**Exercise directions**. Please return the lines of the data that contain "Users".

*** Entries supplied ***

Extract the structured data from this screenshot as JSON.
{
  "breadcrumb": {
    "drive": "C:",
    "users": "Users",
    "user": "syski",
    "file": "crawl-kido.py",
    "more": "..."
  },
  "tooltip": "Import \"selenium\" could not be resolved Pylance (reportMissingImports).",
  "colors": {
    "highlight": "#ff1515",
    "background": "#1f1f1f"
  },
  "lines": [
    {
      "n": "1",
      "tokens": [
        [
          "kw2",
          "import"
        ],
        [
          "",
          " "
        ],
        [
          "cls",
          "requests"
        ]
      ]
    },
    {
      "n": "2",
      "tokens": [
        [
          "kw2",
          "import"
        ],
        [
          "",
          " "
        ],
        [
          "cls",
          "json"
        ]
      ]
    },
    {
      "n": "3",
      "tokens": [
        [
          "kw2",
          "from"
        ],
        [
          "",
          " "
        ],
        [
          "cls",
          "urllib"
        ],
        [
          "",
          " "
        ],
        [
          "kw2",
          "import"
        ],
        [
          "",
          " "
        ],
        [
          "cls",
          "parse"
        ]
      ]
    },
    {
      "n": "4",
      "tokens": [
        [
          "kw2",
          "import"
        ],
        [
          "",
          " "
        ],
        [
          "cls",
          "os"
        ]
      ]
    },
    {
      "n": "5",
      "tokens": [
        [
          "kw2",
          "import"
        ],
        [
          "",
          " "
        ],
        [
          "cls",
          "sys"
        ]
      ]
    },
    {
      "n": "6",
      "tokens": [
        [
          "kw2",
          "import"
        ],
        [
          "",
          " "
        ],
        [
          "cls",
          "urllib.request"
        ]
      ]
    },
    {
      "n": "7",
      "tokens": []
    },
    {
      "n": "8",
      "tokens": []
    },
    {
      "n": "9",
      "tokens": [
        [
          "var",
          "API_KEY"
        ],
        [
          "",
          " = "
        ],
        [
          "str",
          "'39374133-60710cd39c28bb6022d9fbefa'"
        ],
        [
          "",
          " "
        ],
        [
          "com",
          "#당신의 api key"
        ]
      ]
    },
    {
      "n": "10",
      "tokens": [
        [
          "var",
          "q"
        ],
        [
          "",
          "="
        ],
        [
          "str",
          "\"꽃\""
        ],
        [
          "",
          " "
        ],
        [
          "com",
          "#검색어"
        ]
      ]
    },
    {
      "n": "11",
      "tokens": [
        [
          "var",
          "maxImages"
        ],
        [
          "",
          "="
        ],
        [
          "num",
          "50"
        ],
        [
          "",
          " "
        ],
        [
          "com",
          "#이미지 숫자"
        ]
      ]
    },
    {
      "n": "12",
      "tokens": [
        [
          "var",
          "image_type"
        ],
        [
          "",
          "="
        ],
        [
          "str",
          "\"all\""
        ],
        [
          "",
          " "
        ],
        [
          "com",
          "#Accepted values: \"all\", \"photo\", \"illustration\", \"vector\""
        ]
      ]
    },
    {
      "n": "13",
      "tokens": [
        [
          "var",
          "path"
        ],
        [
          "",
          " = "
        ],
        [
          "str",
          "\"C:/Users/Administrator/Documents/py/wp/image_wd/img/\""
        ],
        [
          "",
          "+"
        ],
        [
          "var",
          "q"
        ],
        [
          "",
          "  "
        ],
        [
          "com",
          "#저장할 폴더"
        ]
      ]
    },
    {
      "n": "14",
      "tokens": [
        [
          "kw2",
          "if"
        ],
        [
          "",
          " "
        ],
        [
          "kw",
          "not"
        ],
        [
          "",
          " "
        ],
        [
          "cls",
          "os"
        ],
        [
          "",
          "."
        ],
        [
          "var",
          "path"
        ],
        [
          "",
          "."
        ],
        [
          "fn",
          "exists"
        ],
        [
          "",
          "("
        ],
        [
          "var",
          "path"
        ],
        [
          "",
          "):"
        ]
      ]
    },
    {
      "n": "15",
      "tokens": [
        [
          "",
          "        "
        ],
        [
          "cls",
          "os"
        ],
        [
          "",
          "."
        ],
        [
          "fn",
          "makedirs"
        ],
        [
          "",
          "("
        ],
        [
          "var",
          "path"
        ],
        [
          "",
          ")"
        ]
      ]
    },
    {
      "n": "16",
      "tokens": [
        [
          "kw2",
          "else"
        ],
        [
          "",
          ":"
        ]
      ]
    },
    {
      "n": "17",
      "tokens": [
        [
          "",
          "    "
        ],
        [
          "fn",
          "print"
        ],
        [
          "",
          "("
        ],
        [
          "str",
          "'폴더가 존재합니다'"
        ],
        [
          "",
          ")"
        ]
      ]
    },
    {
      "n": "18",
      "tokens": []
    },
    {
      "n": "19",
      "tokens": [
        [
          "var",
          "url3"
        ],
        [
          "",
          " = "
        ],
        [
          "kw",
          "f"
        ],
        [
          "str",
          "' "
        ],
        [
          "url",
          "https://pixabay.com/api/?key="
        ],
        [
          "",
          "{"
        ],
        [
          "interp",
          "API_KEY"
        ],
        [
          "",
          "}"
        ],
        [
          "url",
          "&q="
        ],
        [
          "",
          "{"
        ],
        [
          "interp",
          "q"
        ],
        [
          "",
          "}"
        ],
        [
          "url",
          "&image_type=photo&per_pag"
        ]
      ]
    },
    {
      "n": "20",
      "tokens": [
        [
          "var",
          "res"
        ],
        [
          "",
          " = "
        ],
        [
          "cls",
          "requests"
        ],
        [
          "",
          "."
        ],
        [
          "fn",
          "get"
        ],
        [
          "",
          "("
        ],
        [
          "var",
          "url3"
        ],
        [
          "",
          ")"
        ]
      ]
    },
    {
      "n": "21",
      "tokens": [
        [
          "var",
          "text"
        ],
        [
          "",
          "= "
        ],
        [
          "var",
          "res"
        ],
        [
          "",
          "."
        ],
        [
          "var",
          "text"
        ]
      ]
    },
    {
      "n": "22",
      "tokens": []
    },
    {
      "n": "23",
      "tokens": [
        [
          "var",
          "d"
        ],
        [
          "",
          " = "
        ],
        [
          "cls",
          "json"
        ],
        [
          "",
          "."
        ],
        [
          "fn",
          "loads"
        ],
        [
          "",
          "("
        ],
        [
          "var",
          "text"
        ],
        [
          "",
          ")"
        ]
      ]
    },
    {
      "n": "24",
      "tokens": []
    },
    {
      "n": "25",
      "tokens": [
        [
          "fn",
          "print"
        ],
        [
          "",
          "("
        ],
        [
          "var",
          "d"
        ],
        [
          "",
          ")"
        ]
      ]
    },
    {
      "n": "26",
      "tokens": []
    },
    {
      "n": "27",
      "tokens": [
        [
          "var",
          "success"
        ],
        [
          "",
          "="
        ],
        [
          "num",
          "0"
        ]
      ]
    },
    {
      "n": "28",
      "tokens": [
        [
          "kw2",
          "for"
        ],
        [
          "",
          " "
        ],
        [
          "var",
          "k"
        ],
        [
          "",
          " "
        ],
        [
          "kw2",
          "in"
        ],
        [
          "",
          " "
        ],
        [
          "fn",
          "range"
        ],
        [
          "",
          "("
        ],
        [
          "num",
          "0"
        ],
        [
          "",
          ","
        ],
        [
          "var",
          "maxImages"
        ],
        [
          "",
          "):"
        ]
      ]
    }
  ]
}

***

**Reply to the task**.
    "users": "Users",
          "\"C:/Users/Administrator/Documents/py/wp/image_wd/img/\""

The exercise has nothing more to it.